7 things all sexual assault survivors need to know
First off, if you are a survivor reading this, I’m so sorry that this happened to you. It takes strength to even search the internet for support and information. So take a minute to celebrate yourself for taking this step. Watch this cat video and have a laugh.
Did that? Okay good, now here are some things you need to know:
1) It’s not your fault
No matter what you were wearing, how much you drank, your relationship with the perpetrator, where you were, YOU WERE NOT ASKING FOR IT. We can’t stress that enough. Rape is the result of systems of oppression and the desire to humiliate, demean, or control. It speaks more about the perpetrator and the society we live in than it does about you. Remember, even if you could go back and take every possible precaution to prevent this from happening to you, all you’re really doing is making sure the perpetrator violates someone else.
2) You’re not alone
Literally, millions of people in this country have been sexually assaulted, across all classes, races, and genders. According to RAINN, 1 in 6 women and 1 in 11 men are sexually assaulted in their lifetime. And that’s just the number reported: it’s estimated that only 1 in 3 cases are reported to police.
3) Life doesn’t give you anything you can’t handle
It might not always feel like it, but you can get through this–all the shame and pain you might be feeling. Maybe you’re not religious or spiritual, but I for one genuinely believe that this wouldn’t have happened to you if you couldn’t work through it and be stronger for it. According to Epicetus, “It’s not what happens to you, but how you react that matters.” You have a choice: you can let your experiences continue to control your life and actions, or you can learn from the pain and struggle and use it to raise yourself even higher than where you were before.
4) There are so many resources out there
With that said, rising above your assault might be difficult to take on alone. We are fortunate to live in the modern age, where you can find information for everything on the internet. You just have to find what helps you. Maybe it’s therapy or a regular yoga practice or focusing on your physical health. Most likely, what helps you rise above will be a combination of a million small things. Each small step is one in the right direction.
If you need help getting started, consider calling RAINN’s national sexual assault support hotline. After calling 800-656-HOPE (4673), they’ll direct you to your local crisis center whose staff and volunteers are available 24/7 to listen and provide support.
5) Your past doesn’t have to control you

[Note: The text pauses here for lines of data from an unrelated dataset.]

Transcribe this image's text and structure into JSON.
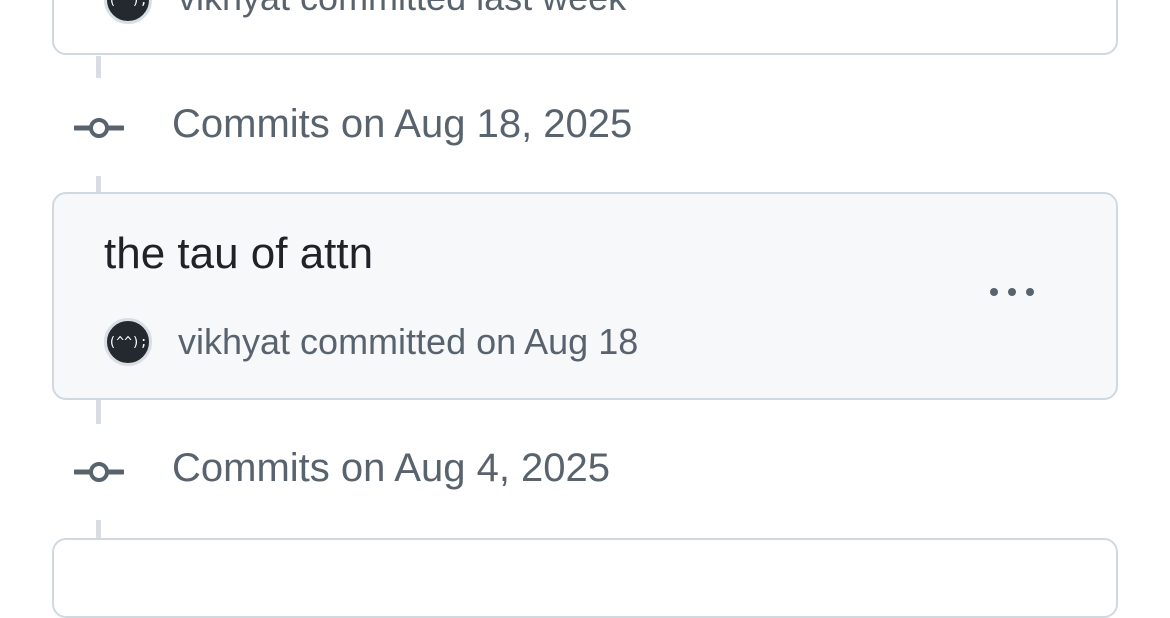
{
  "groups": [
    {
      "heading": "Commits on Aug 18, 2025"
    },
    {
      "heading": "Commits on Aug 4, 2025"
    }
  ],
  "previous_commit": {
    "meta_author": "vikhyat",
    "meta_text": " committed last week",
    "avatar_text": "(^^);"
  },
  "commit": {
    "title": "the tau of attn",
    "author": "vikhyat",
    "meta_text": " committed on Aug 18",
    "avatar_text": "(^^);"
  },
  "icons": {
    "commit_node": "git-commit-icon",
    "more_actions": "kebab-horizontal-icon"
  },
  "colors": {
    "text_primary": "#1f2328",
    "text_muted": "#59636e",
    "border": "#d1d9e0",
    "card_highlight_bg": "#f6f8fa",
    "timeline": "#d9dde3"
  }
}
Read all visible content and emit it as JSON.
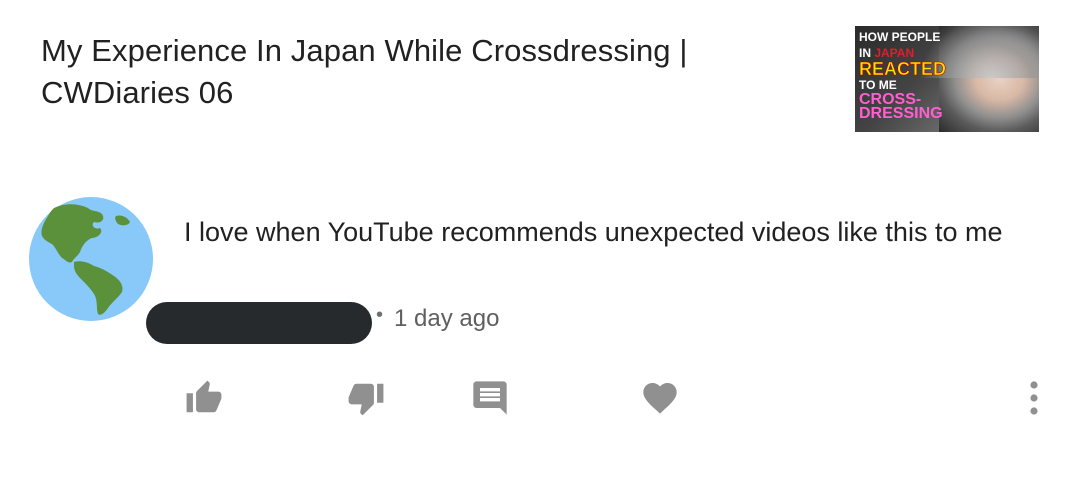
{
  "video": {
    "title": "My Experience In Japan While Crossdressing | CWDiaries 06",
    "thumbnail": {
      "line1": "HOW PEOPLE",
      "line2_prefix": "IN ",
      "line2_highlight": "JAPAN",
      "line3": "REACTED",
      "line4": "TO ME",
      "line5": "CROSS-",
      "line6": "DRESSING"
    }
  },
  "comment": {
    "avatar_icon": "globe-americas-icon",
    "text": "I love when YouTube recommends unexpected videos like this to me",
    "author_redacted": true,
    "separator": "•",
    "timestamp": "1 day ago"
  },
  "actions": {
    "like_icon": "thumbs-up-icon",
    "dislike_icon": "thumbs-down-icon",
    "reply_icon": "reply-comment-icon",
    "heart_icon": "heart-icon",
    "more_icon": "more-vertical-icon",
    "icon_color": "#909090"
  },
  "colors": {
    "globe_ocean": "#88c9f9",
    "globe_land": "#5c913b",
    "redaction": "#262a2d"
  }
}
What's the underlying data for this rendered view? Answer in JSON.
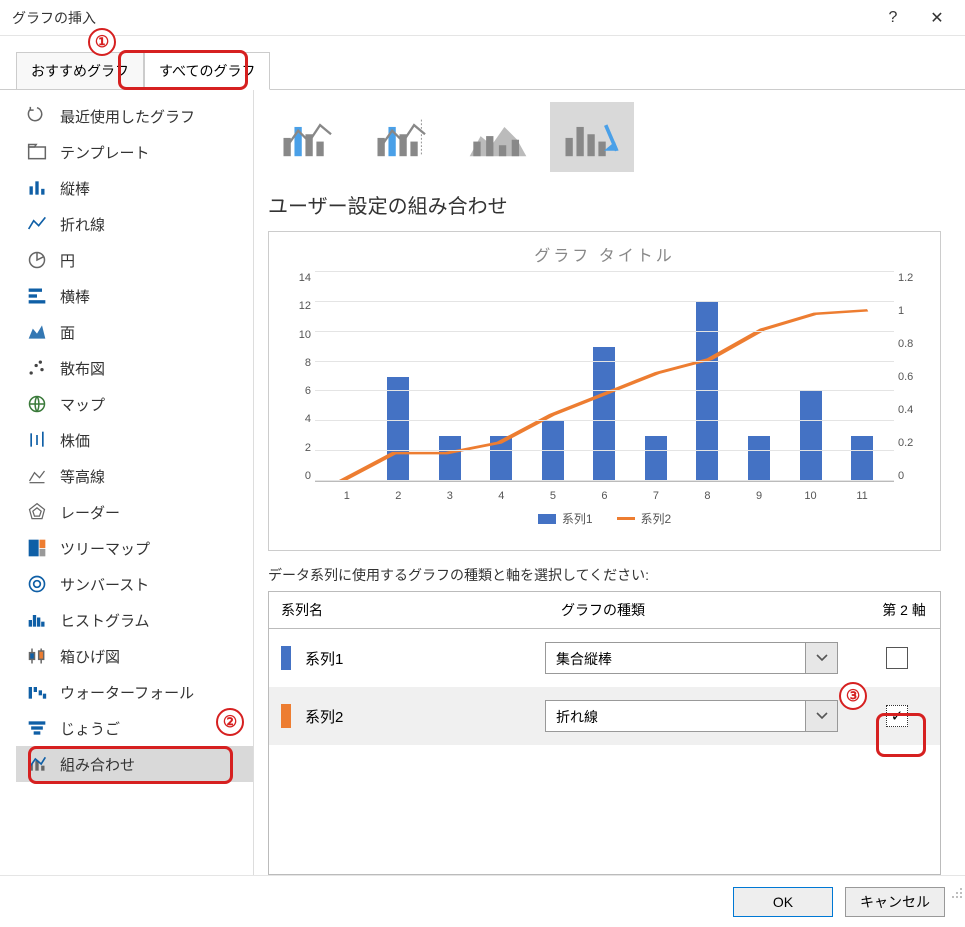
{
  "window": {
    "title": "グラフの挿入",
    "help": "?",
    "close": "✕"
  },
  "tabs": {
    "recommended": "おすすめグラフ",
    "all": "すべてのグラフ"
  },
  "sidebar": {
    "items": [
      {
        "label": "最近使用したグラフ"
      },
      {
        "label": "テンプレート"
      },
      {
        "label": "縦棒"
      },
      {
        "label": "折れ線"
      },
      {
        "label": "円"
      },
      {
        "label": "横棒"
      },
      {
        "label": "面"
      },
      {
        "label": "散布図"
      },
      {
        "label": "マップ"
      },
      {
        "label": "株価"
      },
      {
        "label": "等高線"
      },
      {
        "label": "レーダー"
      },
      {
        "label": "ツリーマップ"
      },
      {
        "label": "サンバースト"
      },
      {
        "label": "ヒストグラム"
      },
      {
        "label": "箱ひげ図"
      },
      {
        "label": "ウォーターフォール"
      },
      {
        "label": "じょうご"
      },
      {
        "label": "組み合わせ"
      }
    ]
  },
  "content": {
    "title": "ユーザー設定の組み合わせ",
    "preview_title": "グラフ タイトル",
    "legend": {
      "s1": "系列1",
      "s2": "系列2"
    },
    "series_instruction": "データ系列に使用するグラフの種類と軸を選択してください:",
    "table_headers": {
      "name": "系列名",
      "type": "グラフの種類",
      "axis": "第 2 軸"
    },
    "series": [
      {
        "name": "系列1",
        "type": "集合縦棒",
        "secondary": false,
        "color": "#4472c4"
      },
      {
        "name": "系列2",
        "type": "折れ線",
        "secondary": true,
        "color": "#ed7d31"
      }
    ]
  },
  "chart_data": {
    "type": "combo",
    "title": "グラフ タイトル",
    "categories": [
      "1",
      "2",
      "3",
      "4",
      "5",
      "6",
      "7",
      "8",
      "9",
      "10",
      "11"
    ],
    "y1_ticks": [
      0,
      2,
      4,
      6,
      8,
      10,
      12,
      14
    ],
    "y2_ticks": [
      0,
      0.2,
      0.4,
      0.6,
      0.8,
      1,
      1.2
    ],
    "ylim_left": [
      0,
      14
    ],
    "ylim_right": [
      0,
      1.2
    ],
    "series": [
      {
        "name": "系列1",
        "type": "bar",
        "axis": "left",
        "color": "#4472c4",
        "values": [
          0,
          7,
          3,
          3,
          4,
          9,
          3,
          12,
          3,
          6,
          3
        ]
      },
      {
        "name": "系列2",
        "type": "line",
        "axis": "right",
        "color": "#ed7d31",
        "values": [
          0.0,
          0.16,
          0.16,
          0.22,
          0.38,
          0.5,
          0.62,
          0.7,
          0.87,
          0.96,
          0.98
        ]
      }
    ]
  },
  "footer": {
    "ok": "OK",
    "cancel": "キャンセル"
  },
  "annotations": {
    "n1": "①",
    "n2": "②",
    "n3": "③"
  }
}
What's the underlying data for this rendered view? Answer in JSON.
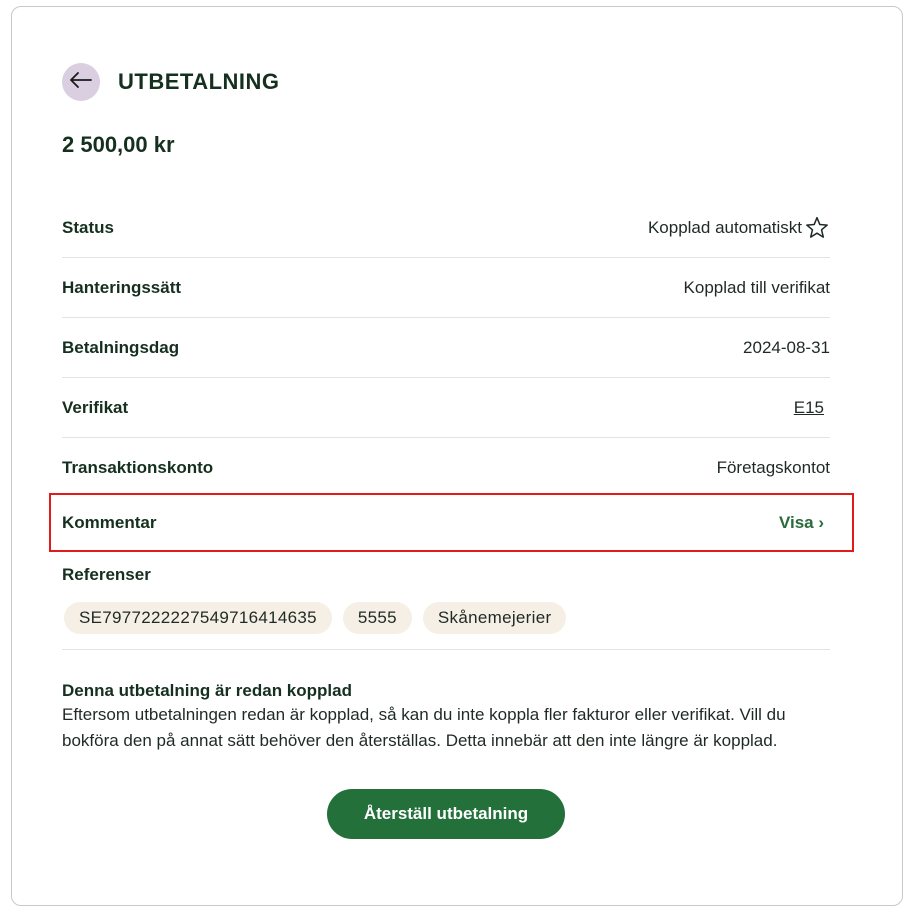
{
  "header": {
    "title": "UTBETALNING",
    "back_icon": "arrow-left-icon"
  },
  "amount": "2 500,00 kr",
  "details": [
    {
      "label": "Status",
      "value": "Kopplad automatiskt",
      "icon": "star-outline-icon"
    },
    {
      "label": "Hanteringssätt",
      "value": "Kopplad till verifikat"
    },
    {
      "label": "Betalningsdag",
      "value": "2024-08-31"
    },
    {
      "label": "Verifikat",
      "value": "E15",
      "is_link": true
    },
    {
      "label": "Transaktionskonto",
      "value": "Företagskontot"
    }
  ],
  "comment": {
    "label": "Kommentar",
    "action": "Visa ›"
  },
  "references": {
    "title": "Referenser",
    "items": [
      "SE7977222227549716414635",
      "5555",
      "Skånemejerier"
    ]
  },
  "notice": {
    "title": "Denna utbetalning är redan kopplad",
    "body": "Eftersom utbetalningen redan är kopplad, så kan du inte koppla fler fakturor eller verifikat. Vill du bokföra den på annat sätt behöver den återställas. Detta innebär att den inte längre är kopplad."
  },
  "reset_button": "Återställ utbetalning",
  "colors": {
    "primary": "#23703a",
    "highlight_border": "#e01b1b",
    "chip_bg": "#f5efe6",
    "back_bg": "#d9cfe0",
    "link": "#3a6fc4"
  }
}
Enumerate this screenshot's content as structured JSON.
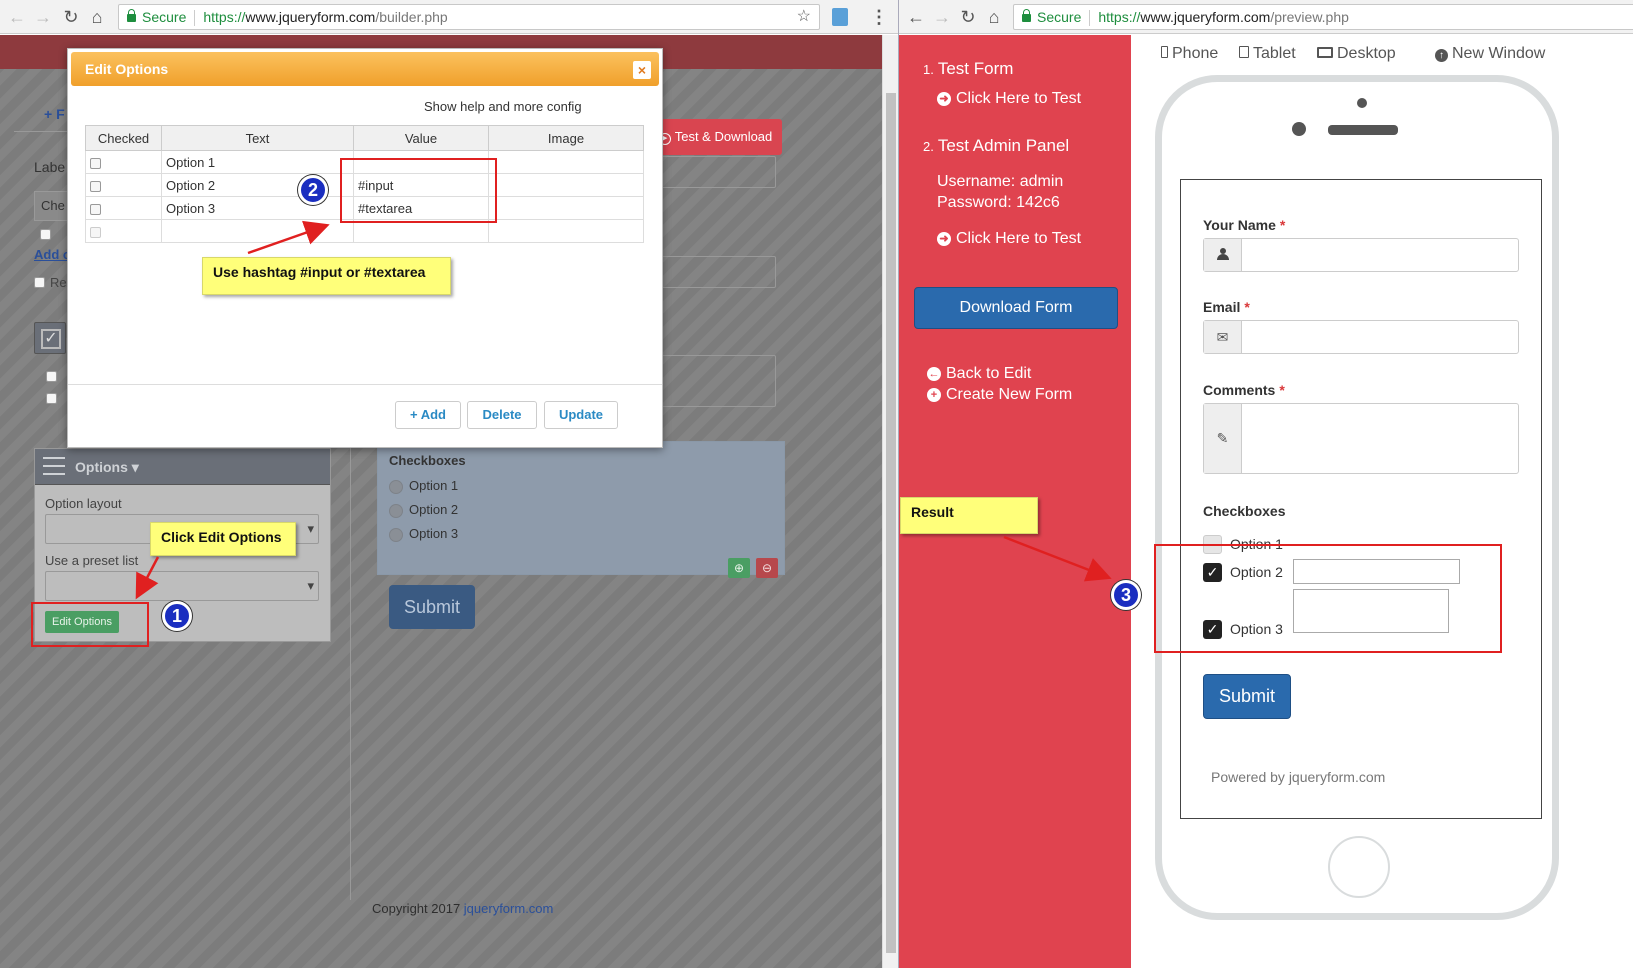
{
  "left_browser": {
    "secure": "Secure",
    "url_scheme": "https://",
    "url_domain": "www.jqueryform.com",
    "url_path": "/builder.php"
  },
  "right_browser": {
    "secure": "Secure",
    "url_scheme": "https://",
    "url_domain": "www.jqueryform.com",
    "url_path": "/preview.php"
  },
  "builder": {
    "modal": {
      "title": "Edit Options",
      "help_link": "Show help and more config",
      "columns": [
        "Checked",
        "Text",
        "Value",
        "Image"
      ],
      "rows": [
        {
          "text": "Option 1",
          "value": ""
        },
        {
          "text": "Option 2",
          "value": "#input"
        },
        {
          "text": "Option 3",
          "value": "#textarea"
        },
        {
          "text": "",
          "value": ""
        }
      ],
      "add_label": "+ Add",
      "delete_label": "Delete",
      "update_label": "Update"
    },
    "test_download_label": "Test & Download",
    "field_label_partial": "Labe",
    "input_partial": "Che",
    "add_link_partial": "Add o",
    "add_field_partial": "+ F",
    "required_partial": "Re",
    "options_panel": {
      "title": "Options",
      "option_layout_label": "Option layout",
      "preset_label": "Use a preset list",
      "edit_button": "Edit Options"
    },
    "checkbox_preview": {
      "title": "Checkboxes",
      "options": [
        "Option 1",
        "Option 2",
        "Option 3"
      ]
    },
    "submit_label": "Submit",
    "copyright_prefix": "Copyright 2017 ",
    "copyright_link": "jqueryform.com",
    "callout_edit": "Click Edit Options",
    "callout_hashtag": "Use hashtag #input or #textarea",
    "badge_1": "1",
    "badge_2": "2"
  },
  "preview": {
    "sidebar": {
      "test_form_num": "1.",
      "test_form": "Test Form",
      "click_test_1": "Click Here to Test",
      "admin_num": "2.",
      "admin_panel": "Test Admin Panel",
      "username": "Username: admin",
      "password": "Password: 142c6",
      "click_test_2": "Click Here to Test",
      "download": "Download Form",
      "back_to_edit": "Back to Edit",
      "create_new": "Create New Form"
    },
    "devices": {
      "phone": "Phone",
      "tablet": "Tablet",
      "desktop": "Desktop",
      "new_window": "New Window"
    },
    "form": {
      "name_label": "Your Name",
      "email_label": "Email",
      "comments_label": "Comments",
      "checkboxes_label": "Checkboxes",
      "options": [
        {
          "label": "Option 1",
          "checked": false
        },
        {
          "label": "Option 2",
          "checked": true
        },
        {
          "label": "Option 3",
          "checked": true
        }
      ],
      "submit": "Submit",
      "powered": "Powered by jqueryform.com"
    },
    "callout_result": "Result",
    "badge_3": "3"
  },
  "colors": {
    "sidebar_red": "#e0434f",
    "primary_blue": "#2a6aad",
    "modal_orange": "#f0a02b",
    "annotation_red": "#e02020",
    "callout_yellow": "#ffff7a"
  }
}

If you’re like me, you might find yourself comparing this new, traumatized you to your former self. “I’m not as motivated as I used to be.” “I can’t handle so much structure.” “I’m not social or outgoing anymore.” When you constantly replay these thoughts and phrases, you knock your self esteem down another notch. People say that you shouldn’t compare yourselves to others, which is a good rule, but especially important here is not to compare to your “other” self. Experiences change you, and that’s okay. Likely, the other side of this pain will bring a much stronger and authentic version of yourself. When you have the strength, fight back against this victim mentality; your negative experiences don’t have to hold themselves over you.
6) You’re strong AF
Strength is resourcefulness in times when you seemingly have no resources. And you’re here. Again, that’s a such a strong sign, and I promise that you that you can overcome whatever challenges come your way. The worst has likely already happened, and you lived to tell the tale. That’s amazing, and we are so proud of you.
7) We’re here for you
Sometimes it’s hard to turn to your friends and family for support. Or even if you do, maybe it doesn’t feel quite right. That’s why we created Survivor Alliance, to build a meaningful support network. A whole community of survivors stand alongside you, ready to lift you up when needed.
We have so much planned for the coming months, from mini-courses and social media challenges, to valuable content created by survivors, to live events for connecting with members of your community. Join our email list to stay updated and get involved! If you’re in the San Francisco Bay Area, you can also join our Meetup group.